The trail follows an old railroad bed beside a canal that links the two largest Finger Lakes while connecting picturesque villages along the way — or at least it will when complete. Presently, 6.7 of the eventual 19 miles are finished and open to the public. Through the trees and between the wetlands, travelers find boaters and paddlers cruising the Cayuga-Seneca Canal and sprawling agricultural fields. There, in a nutshell, so to speak, is the Finger Lakes region: lakes, canals, biking, and hiking trails, flat-water paddling, leisurely boating, wildlife marshes, and quiet woodlands all surrounded by agricultural fields.
The eventual plan is to connect Seneca Lake State Park to Montezuma National Wildlife Refuge. At that point, the trail would connect with the roughly 300 mile-long Erie Canalway Trail and provide a truly extensive off-road corridor. Presently the off-road portion starts at 96A in Fayette near Seneca Lake State Park and follows an abandoned railroad corridor to the Village of Waterloo — roughly 5 miles. A tunnel under 96A provides a direct connection to the 2.5-mile Lakefront Trail at Seneca Lake State Park.

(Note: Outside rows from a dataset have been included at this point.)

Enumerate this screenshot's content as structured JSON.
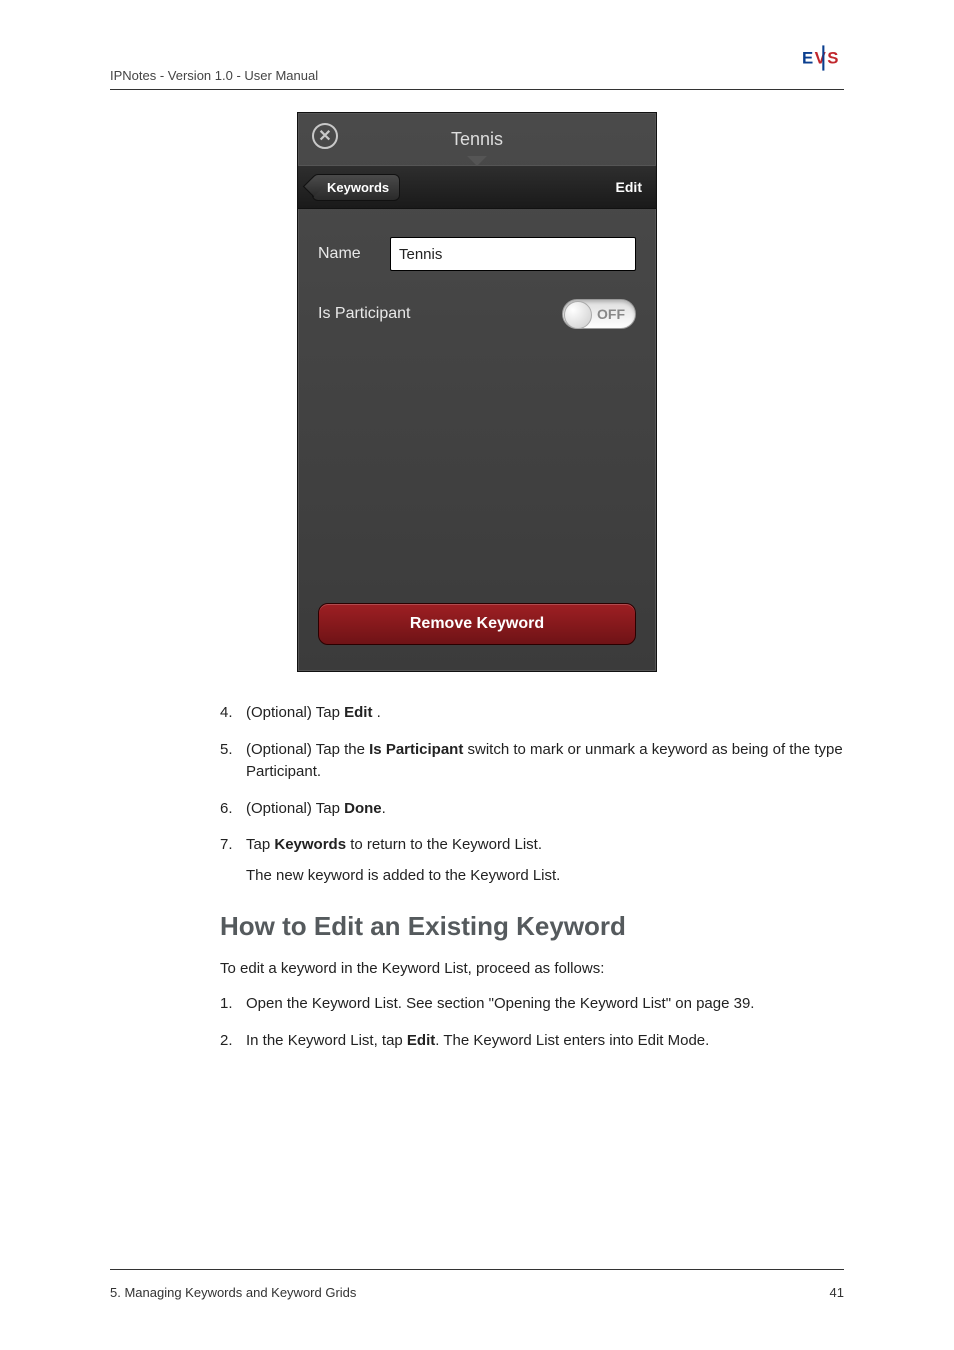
{
  "header": {
    "doc_title": "IPNotes - Version 1.0 - User Manual"
  },
  "logo": {
    "text1": "E",
    "text2": "V",
    "text3": "S"
  },
  "device": {
    "title": "Tennis",
    "back_label": "Keywords",
    "edit_label": "Edit",
    "name_label": "Name",
    "name_value": "Tennis",
    "participant_label": "Is Participant",
    "toggle_state": "OFF",
    "remove_label": "Remove Keyword"
  },
  "steps_a": {
    "s4_pre": "(Optional) Tap ",
    "s4_bold": "Edit",
    "s4_post": " .",
    "s5_pre": "(Optional) Tap the ",
    "s5_bold": "Is Participant",
    "s5_post": " switch to mark or unmark a keyword as being of the type Participant.",
    "s6_pre": "(Optional) Tap ",
    "s6_bold": "Done",
    "s6_post": ".",
    "s7_pre": "Tap ",
    "s7_bold": "Keywords",
    "s7_post": " to return to the Keyword List.",
    "s7_sub": "The new keyword is added to the Keyword List."
  },
  "section": {
    "heading": "How to Edit an Existing Keyword",
    "intro": "To edit a keyword in the Keyword List, proceed as follows:"
  },
  "steps_b": {
    "s1": "Open the Keyword List. See section \"Opening the Keyword List\" on page 39.",
    "s2_pre": "In the Keyword List, tap ",
    "s2_bold": "Edit",
    "s2_post": ".",
    "s2_sub": "The Keyword List enters into Edit Mode."
  },
  "footer": {
    "left": "5. Managing Keywords and Keyword Grids",
    "right": "41"
  }
}
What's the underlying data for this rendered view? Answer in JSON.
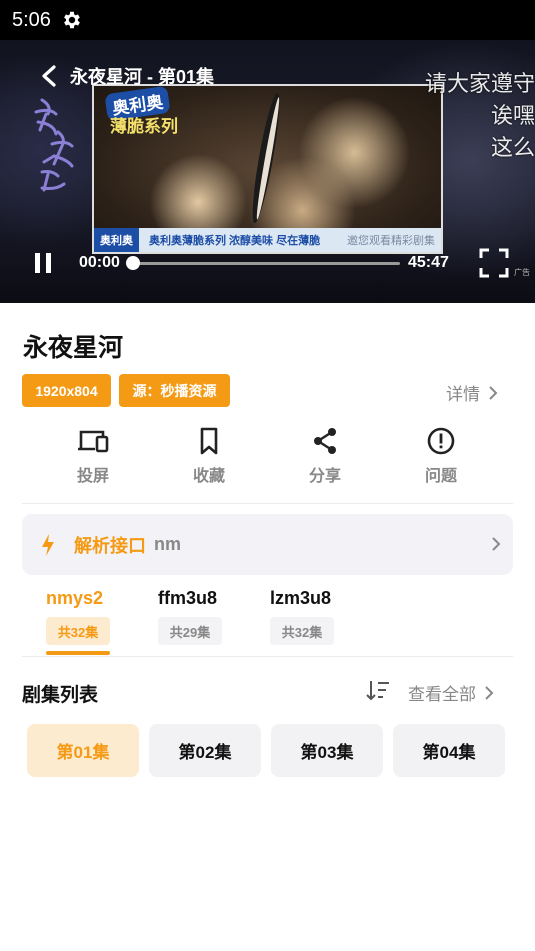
{
  "status_bar": {
    "time": "5:06"
  },
  "player": {
    "title": "永夜星河 - 第01集",
    "current_time": "00:00",
    "total_time": "45:47",
    "progress": 0,
    "subtitles": [
      "请大家遵守",
      "诶嘿",
      "这么"
    ],
    "ad": {
      "brand": "奥利奥",
      "brand_line2": "薄脆系列",
      "strip_logo": "奥利奥",
      "strip_slogan": "奥利奥薄脆系列 浓醇美味 尽在薄脆",
      "strip_more": "邀您观看精彩剧集"
    },
    "ad_tag": "广告"
  },
  "show": {
    "title": "永夜星河",
    "resolution_tag": "1920x804",
    "source_tag": "源：秒播资源",
    "details_label": "详情"
  },
  "actions": [
    {
      "label": "投屏",
      "icon": "cast-icon"
    },
    {
      "label": "收藏",
      "icon": "bookmark-icon"
    },
    {
      "label": "分享",
      "icon": "share-icon"
    },
    {
      "label": "问题",
      "icon": "alert-icon"
    }
  ],
  "api": {
    "label": "解析接口",
    "value": "nm"
  },
  "sources": [
    {
      "name": "nmys2",
      "count": "共32集",
      "active": true
    },
    {
      "name": "ffm3u8",
      "count": "共29集",
      "active": false
    },
    {
      "name": "lzm3u8",
      "count": "共32集",
      "active": false
    }
  ],
  "episodes": {
    "heading": "剧集列表",
    "view_all": "查看全部",
    "items": [
      "第01集",
      "第02集",
      "第03集",
      "第04集"
    ],
    "selected_index": 0
  },
  "colors": {
    "accent": "#f59a14",
    "accent_light": "#fdebd0"
  }
}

Current access to the eastern end of the trail is available near the DOT building near Lock #4 in Waterloo. The western end can be accessed by parking at Seneca Lake State Park (fees apply) or at the Bishop Nature Preserve, owned by the Finger Lakes Land Trust. The preserve has a large gravel parking area off West River Road and a newly constructed stone dust path that connects directly with the Cayuga-Seneca Canal Trail.